You can connect the console to an existing Ethernet network if desired. Contact the administrator of the network to obtain the correct network settings.
You should disable the DHCP server of the console before connecting to an existing computer network, otherwise it may interfere with the correct operation of the network.
You can connect to drives on a local network or remote computer to transfer show files. Only compressed show file backup (.tar.gz or .shw) files can be transferred with Network File Sharing.
Network drives are available within the Start window and the Backup window.
To map a network drive:
Connect a remote computer or network to the HogNet network.
Click the Browse button in the Start or Backup window.
Click on the Map Network Drive button.
Enter data for the following fields in the Connect to Network Disk window. Depending upon your network drive configuration, not all fields may be required.
Server name: the host name or IP address of the remote computer
Share name: the name of the shared directory on the remote computer
Username: the user name to access the shared directory on the remote computer (if required)
Password: the password to access the shared directory on the remote computer (if required)
Domain: if the user account is a member of a windows domain, enter that domain name here, otherwise leave this field blank.
Check the box if you want the connection to be saved with the console. If this option is not selected, then this mapping will be lost when the console is rebooted or power cycled.
Check the box to save the password if you wish to have the password for the drive mapping saved with the above option.

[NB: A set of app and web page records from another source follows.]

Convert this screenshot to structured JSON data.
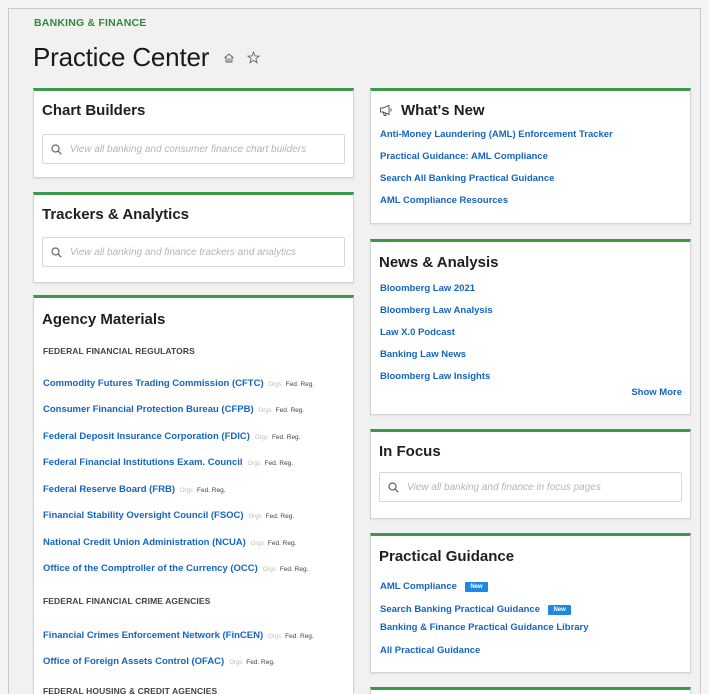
{
  "header": {
    "eyebrow": "BANKING & FINANCE",
    "title": "Practice Center",
    "home_icon": "home-icon",
    "star_icon": "star-icon"
  },
  "chart_builders": {
    "title": "Chart Builders",
    "search_placeholder": "View all banking and consumer finance chart builders"
  },
  "trackers": {
    "title": "Trackers & Analytics",
    "search_placeholder": "View all banking and finance trackers and analytics"
  },
  "agency": {
    "title": "Agency Materials",
    "orgs_label": "Orgs",
    "fed_reg_label": "Fed. Reg.",
    "sections": [
      {
        "label": "FEDERAL FINANCIAL REGULATORS",
        "items": [
          "Commodity Futures Trading Commission (CFTC)",
          "Consumer Financial Protection Bureau (CFPB)",
          "Federal Deposit Insurance Corporation (FDIC)",
          "Federal Financial Institutions Exam. Council",
          "Federal Reserve Board (FRB)",
          "Financial Stability Oversight Council (FSOC)",
          "National Credit Union Administration (NCUA)",
          "Office of the Comptroller of the Currency (OCC)"
        ]
      },
      {
        "label": "FEDERAL FINANCIAL CRIME AGENCIES",
        "items": [
          "Financial Crimes Enforcement Network (FinCEN)",
          "Office of Foreign Assets Control (OFAC)"
        ]
      },
      {
        "label": "FEDERAL HOUSING & CREDIT AGENCIES",
        "items": []
      }
    ]
  },
  "whats_new": {
    "title": "What's New",
    "icon": "megaphone-icon",
    "links": [
      "Anti-Money Laundering (AML) Enforcement Tracker",
      "Practical Guidance: AML Compliance",
      "Search All Banking Practical Guidance",
      "AML Compliance Resources"
    ]
  },
  "news": {
    "title": "News & Analysis",
    "links": [
      "Bloomberg Law 2021",
      "Bloomberg Law Analysis",
      "Law X.0 Podcast",
      "Banking Law News",
      "Bloomberg Law Insights"
    ],
    "show_more": "Show More"
  },
  "in_focus": {
    "title": "In Focus",
    "search_placeholder": "View all banking and finance in focus pages"
  },
  "practical": {
    "title": "Practical Guidance",
    "badge": "New",
    "links": [
      "AML Compliance",
      "Search Banking Practical Guidance",
      "Banking & Finance Practical Guidance Library",
      "All Practical Guidance"
    ]
  },
  "colors": {
    "accent_green": "#3a9a48",
    "link_blue": "#1565c0",
    "badge_blue": "#1e88e5"
  }
}
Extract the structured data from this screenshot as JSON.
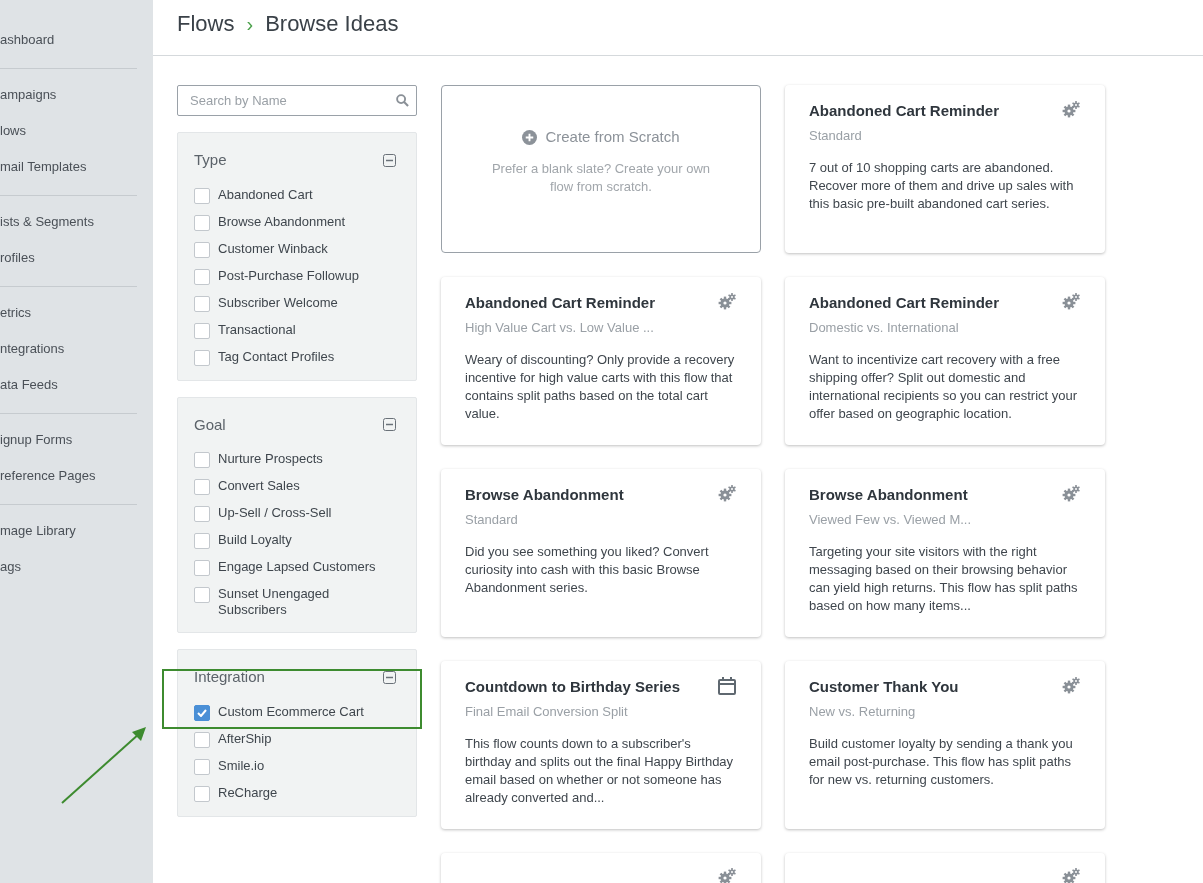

Once a network drive is mapped, it will appear in the Start and Backup windows under the console heading as a valid drive to browse to. Sub folders of the primary networked drive will also be available.